→ **Problem statement**: Pick each line containing "this" out of the records.

[Entries from a dataset of interfaces]
▼▼▼

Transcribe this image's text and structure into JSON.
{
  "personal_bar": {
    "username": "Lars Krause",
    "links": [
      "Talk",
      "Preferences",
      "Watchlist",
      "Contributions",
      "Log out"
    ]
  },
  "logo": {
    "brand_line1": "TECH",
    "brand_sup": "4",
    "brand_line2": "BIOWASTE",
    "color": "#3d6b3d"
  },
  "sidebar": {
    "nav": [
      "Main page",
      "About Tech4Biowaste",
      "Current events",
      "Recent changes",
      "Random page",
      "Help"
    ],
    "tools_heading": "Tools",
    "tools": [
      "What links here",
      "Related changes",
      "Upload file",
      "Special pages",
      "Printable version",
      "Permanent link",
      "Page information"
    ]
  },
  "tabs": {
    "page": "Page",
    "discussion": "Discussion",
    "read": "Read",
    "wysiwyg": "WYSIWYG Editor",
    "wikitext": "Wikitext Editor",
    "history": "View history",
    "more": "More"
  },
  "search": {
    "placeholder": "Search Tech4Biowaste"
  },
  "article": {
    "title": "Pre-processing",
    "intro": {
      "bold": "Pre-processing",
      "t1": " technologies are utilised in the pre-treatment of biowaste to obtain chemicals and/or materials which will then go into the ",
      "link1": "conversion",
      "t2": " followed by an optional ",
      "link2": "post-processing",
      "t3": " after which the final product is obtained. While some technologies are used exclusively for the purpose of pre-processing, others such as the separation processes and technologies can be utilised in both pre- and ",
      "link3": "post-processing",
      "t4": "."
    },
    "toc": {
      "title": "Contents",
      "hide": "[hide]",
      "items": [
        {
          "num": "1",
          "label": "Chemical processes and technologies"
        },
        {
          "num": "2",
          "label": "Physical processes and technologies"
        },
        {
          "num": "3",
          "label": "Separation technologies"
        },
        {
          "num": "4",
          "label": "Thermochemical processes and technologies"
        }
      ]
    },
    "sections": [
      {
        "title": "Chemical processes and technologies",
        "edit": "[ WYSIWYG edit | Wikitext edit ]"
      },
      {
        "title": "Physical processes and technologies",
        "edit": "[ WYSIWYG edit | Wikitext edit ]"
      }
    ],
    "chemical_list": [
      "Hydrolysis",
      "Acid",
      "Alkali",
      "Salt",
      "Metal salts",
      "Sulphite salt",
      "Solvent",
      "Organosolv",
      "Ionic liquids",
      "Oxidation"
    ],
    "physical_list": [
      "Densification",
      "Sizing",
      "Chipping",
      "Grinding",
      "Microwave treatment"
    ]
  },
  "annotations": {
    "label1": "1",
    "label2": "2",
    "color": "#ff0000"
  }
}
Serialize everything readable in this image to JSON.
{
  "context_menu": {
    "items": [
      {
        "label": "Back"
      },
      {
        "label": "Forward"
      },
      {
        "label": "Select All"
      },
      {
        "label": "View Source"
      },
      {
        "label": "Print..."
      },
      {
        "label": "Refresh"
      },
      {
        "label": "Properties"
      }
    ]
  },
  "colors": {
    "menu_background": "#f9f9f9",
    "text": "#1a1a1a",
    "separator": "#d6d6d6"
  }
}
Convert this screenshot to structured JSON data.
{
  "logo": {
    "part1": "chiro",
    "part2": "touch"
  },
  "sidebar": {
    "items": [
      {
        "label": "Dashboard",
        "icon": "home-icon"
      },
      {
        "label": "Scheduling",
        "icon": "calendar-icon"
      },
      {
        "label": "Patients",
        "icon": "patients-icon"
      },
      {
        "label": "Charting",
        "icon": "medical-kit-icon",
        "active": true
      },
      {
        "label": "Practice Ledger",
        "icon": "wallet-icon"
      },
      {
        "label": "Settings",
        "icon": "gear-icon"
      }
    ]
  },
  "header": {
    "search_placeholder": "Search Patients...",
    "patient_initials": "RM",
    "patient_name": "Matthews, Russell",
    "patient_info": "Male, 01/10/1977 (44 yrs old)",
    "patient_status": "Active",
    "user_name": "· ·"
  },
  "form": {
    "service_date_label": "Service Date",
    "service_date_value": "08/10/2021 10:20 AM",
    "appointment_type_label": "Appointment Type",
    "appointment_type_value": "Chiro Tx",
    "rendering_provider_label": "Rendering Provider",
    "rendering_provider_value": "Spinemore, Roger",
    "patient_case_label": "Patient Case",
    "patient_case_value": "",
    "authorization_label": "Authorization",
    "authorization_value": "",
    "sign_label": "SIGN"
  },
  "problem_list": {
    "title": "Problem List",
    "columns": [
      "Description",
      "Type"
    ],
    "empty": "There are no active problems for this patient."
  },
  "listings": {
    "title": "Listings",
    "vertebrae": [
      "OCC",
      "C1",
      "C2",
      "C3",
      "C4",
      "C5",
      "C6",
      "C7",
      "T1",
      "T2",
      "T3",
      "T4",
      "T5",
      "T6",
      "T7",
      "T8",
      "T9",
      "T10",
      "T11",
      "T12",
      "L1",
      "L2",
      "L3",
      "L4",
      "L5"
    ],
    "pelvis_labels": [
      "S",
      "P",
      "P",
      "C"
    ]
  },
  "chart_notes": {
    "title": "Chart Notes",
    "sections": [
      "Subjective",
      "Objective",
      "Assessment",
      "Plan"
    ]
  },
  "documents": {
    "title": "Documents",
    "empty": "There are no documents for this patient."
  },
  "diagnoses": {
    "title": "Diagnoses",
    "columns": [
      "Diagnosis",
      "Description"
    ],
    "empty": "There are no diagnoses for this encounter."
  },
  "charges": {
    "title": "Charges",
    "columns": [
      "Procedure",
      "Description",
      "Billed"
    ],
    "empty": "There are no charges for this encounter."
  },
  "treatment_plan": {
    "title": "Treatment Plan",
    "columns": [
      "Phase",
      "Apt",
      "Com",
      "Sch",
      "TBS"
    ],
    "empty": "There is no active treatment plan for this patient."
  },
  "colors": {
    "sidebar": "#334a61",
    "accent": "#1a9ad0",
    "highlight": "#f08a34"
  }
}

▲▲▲

→ **Answer section**:
Transcribe this image's text and structure into JSON.
Serialize everything readable in this image to JSON.
Convert this screenshot to structured JSON data.
    "empty": "There are no active problems for this patient."
    "empty": "There are no documents for this patient."
    "empty": "There are no diagnoses for this encounter."
    "empty": "There are no charges for this encounter."
    "empty": "There is no active treatment plan for this patient."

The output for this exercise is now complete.